DESCRIPTION OF THE TASK:
Throughout the listing below, show every line in which "label" occurs.

··········

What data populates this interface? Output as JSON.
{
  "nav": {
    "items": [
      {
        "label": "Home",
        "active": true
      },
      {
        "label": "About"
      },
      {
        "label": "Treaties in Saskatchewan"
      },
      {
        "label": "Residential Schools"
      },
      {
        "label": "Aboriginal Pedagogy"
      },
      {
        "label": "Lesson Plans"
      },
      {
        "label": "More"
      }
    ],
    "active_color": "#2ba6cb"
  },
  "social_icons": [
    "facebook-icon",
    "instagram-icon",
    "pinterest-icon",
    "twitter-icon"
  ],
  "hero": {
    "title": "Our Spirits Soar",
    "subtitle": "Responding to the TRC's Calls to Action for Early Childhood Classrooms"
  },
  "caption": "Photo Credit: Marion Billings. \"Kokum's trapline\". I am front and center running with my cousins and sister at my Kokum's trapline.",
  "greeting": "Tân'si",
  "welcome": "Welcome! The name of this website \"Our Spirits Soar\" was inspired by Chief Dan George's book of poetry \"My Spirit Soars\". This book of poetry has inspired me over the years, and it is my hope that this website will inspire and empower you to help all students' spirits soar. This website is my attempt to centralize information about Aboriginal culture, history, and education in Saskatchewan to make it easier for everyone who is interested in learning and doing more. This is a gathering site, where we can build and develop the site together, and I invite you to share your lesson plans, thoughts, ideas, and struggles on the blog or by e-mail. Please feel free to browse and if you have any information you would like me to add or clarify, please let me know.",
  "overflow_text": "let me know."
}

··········

RESPONSE TO THE EXERCISE:
        "label": "Home",
        "label": "About"
        "label": "Treaties in Saskatchewan"
        "label": "Residential Schools"
        "label": "Aboriginal Pedagogy"
        "label": "Lesson Plans"
        "label": "More"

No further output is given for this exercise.